Apparently succumbing to persistent agitation by the Nigeria Labour Union, coupled with the prevailing economic realities public workers across the country face, the Buhari-led administration had last year inaugurated a 30-member minimum wage committee led by former minister and Head of Service Ms. Ama Pepple.
The committee was saddled with the task of recommending a fair, decent and living wage for Nigerian workers.
While many Nigerian workers have continued to express their doubts on the sincerity of the present administration to come with a new minimum wage plan others are of the opinion that the proposed increment is a ploy by the government to seek for goodwill from the workers just as the country’s National election draws near.
The Minister of Labour and Employment, Senator Chris Ngige, however, assured that the Federal Government would announce the new minimum wage before the end of the third quarter which is September.
“Memoranda are being received from relevant bodies are persons to enable the determination of a new minimum wage for the nation. By the third quarter of this year, a new minimum wage will be announced for the country.” – Chris Ngige
It would be recalled that Nigeria joined the league of International Labour Organisation (ILO) member countries that set a minimum wage for their workers in 1981.
The last time a minimum wage was set before the current one being reviewed was in 2011. Then, the wage was set at a paltry ₦18,000. It took 10 years to have this benchmark reviewed through a collective bargaining mechanism by the Jonathan-led government and the Labour unions.

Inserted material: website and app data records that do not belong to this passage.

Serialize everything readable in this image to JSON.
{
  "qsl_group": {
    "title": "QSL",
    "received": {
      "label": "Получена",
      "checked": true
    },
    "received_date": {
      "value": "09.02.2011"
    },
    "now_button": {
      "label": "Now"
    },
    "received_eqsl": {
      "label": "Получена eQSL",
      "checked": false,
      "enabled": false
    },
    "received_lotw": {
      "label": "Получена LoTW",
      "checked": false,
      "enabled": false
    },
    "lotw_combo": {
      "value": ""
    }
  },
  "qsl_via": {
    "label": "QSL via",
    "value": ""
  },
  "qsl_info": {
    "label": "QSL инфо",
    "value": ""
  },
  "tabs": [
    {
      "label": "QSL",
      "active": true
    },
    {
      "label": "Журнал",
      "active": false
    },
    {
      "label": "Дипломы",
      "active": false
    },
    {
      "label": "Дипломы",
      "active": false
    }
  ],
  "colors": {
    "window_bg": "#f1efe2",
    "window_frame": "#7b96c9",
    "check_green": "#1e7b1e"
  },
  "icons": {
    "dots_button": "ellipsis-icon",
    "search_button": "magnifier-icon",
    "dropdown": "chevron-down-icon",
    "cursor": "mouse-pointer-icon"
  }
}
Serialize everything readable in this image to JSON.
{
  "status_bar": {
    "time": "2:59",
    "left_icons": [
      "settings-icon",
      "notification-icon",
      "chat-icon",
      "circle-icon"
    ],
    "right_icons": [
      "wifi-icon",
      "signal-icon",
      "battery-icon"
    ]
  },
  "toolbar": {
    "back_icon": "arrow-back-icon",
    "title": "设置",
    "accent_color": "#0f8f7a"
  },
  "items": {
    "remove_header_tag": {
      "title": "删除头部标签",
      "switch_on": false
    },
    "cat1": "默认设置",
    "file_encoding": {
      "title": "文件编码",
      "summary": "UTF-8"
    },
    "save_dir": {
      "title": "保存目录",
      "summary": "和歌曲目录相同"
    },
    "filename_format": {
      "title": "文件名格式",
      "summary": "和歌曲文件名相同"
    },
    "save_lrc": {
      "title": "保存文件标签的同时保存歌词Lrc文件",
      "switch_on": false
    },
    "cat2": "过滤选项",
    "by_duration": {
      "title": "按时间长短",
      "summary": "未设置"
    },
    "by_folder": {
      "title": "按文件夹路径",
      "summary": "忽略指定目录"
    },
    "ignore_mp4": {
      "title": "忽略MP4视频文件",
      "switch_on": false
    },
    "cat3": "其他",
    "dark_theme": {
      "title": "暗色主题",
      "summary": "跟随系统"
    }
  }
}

There is no gainsaying that with the astronomic rise in the cost of living, Nigerian workers are right to demand a wage increase. But with the current economic realities faced by all 3-tiers of government how realistic is the new minimum wage?
The dwindling revenue from oil means the monthly allocation disbursed to states and Local Governments has plunged. Currently, many states are owing their workers salaries despite series of bailout funds and Paris fund disbursement.
Analysis of official data published by the National Bureau of Statistics (NBS) revealed that in 2016, the 30 states reviewed, minus Lagos State, generated ₦515.61 billion internal revenue which is one-third of the ₦1.479 trillion they spend on workers remuneration annually.
Kano State currently spends ₦110billion to pay its 160,000 workers annually, while Ogun state’s 40,000 workers take ₦92.4billion annually as salaries.
The Nigeria Labour Congress, led by Ayuba Wabba, has consistently promised hailstones and lightning if the government does not approve the new increment to the tune of $200 which is equivalent to ₦72,000 at ₦360 exchange rate.